Both Bolivia and Brazil are rural countries with a significant number of people who collect and sell nuts from Brazil as their main source of income. A well-cultivated Brazil nut tree produces creamy white flowers and huge segmented fruits that are full of edible nuts. The Brazilian walnut tree is listed as a threatened species by the Brazilian Ministry of the Environment, and is listed as a vulnerable species by the International Union for Conservation of Nature. As a snack, Brazil nuts are generally considered healthy because of their high fiber and protein content.
Due to deforestation and habitat destruction, Brazil's walnut tree is critically endangered in the Amazon. Because of this, although attempts have been made to plant trees in Brazil, natural cultivation has proven to be more reliable. The Brazilian walnut tree, also known as Bertholletia Excelsa, is one of the largest and longest-living organisms in the Amazon rainforest. Brazil's nut trees are large trees with a trunk diameter ranging from 1 to 2 meters (3.3 to 6.6 feet) and a height that ranges from 50 meters (160 feet) to 100 meters.
Brazil's nut trees are members of the Cashewaceae family, which is a collection of a single genus, the cashew tree. The tree can be found in abundance throughout the Amazon, in areas that are not prone to floods, such as Guayanas, Colombia, Venezuela, Peru, Bolivia and Brazil. Only a few animals can open the walnut tree in Brazil, and the agouti is the only one capable of doing so. Each pod contains ten to twenty Brazil nuts, or orange-shaped spheres, within which ten to twenty seeds are arranged.

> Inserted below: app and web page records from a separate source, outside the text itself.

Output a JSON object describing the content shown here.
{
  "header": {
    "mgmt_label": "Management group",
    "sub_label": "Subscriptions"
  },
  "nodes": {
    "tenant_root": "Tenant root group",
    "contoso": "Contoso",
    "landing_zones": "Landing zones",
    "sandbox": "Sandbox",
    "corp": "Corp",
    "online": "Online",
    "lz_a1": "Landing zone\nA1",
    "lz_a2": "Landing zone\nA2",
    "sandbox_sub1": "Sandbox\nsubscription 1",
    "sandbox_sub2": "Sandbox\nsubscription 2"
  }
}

Brazil's nut trees, which are native to the Amazon rainforest, grow to 150 feet (45 m) tall and produce nuts for centuries.